With the Caboo, I discovered a whole new level to my babywearing experience. Where the Aldi carrier introduced me to the whole concept and showed me hints of what I could do, it was the Caboo that really opened those doors. It was so comfortable, most of the time I barely felt Ted’s weight at all – even though he’s always been a right chunk. I could get to places that were difficult to access in the buggy, and I could calm and comfort a fractious, teething baby without my arms aching.

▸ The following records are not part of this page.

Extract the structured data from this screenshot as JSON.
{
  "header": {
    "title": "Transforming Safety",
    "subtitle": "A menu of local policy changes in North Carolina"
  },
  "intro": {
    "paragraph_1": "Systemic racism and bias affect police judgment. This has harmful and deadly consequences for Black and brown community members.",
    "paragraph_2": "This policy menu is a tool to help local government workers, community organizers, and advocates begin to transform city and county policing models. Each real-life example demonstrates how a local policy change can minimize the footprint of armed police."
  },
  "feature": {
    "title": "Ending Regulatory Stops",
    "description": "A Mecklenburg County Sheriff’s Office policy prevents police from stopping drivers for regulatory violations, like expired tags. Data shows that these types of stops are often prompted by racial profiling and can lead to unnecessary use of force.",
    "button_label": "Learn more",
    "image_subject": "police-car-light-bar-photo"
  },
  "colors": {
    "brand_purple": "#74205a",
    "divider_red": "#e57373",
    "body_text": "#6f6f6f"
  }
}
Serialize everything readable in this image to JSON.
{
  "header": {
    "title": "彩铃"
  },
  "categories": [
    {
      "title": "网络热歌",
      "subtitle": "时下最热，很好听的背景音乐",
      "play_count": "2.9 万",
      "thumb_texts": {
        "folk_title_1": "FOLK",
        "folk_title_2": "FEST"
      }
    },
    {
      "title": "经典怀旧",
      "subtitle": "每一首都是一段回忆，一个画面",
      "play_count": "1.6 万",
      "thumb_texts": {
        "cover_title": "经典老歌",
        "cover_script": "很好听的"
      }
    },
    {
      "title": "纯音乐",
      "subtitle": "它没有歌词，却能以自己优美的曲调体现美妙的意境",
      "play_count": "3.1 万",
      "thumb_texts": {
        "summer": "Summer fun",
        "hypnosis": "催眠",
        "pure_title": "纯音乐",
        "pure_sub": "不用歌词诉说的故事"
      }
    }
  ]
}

Depending on the retailer, the Close Caboo Lite comes in between £49.95 and £54.99, in a couple of colours. Traditional stretchy wraps that you tie yourself are usually quite a bit cheaper, but I found the ease of the Caboo made the price difference worth it, for someone as (poetically) cack-handed as me. Now I’m more confident with babywearing, if I have another baby I’d probably try a stretchy wrap, but I’ll be hanging onto the Caboo anyway. If nothing else, it’s a perfect sling for babywearing beginners.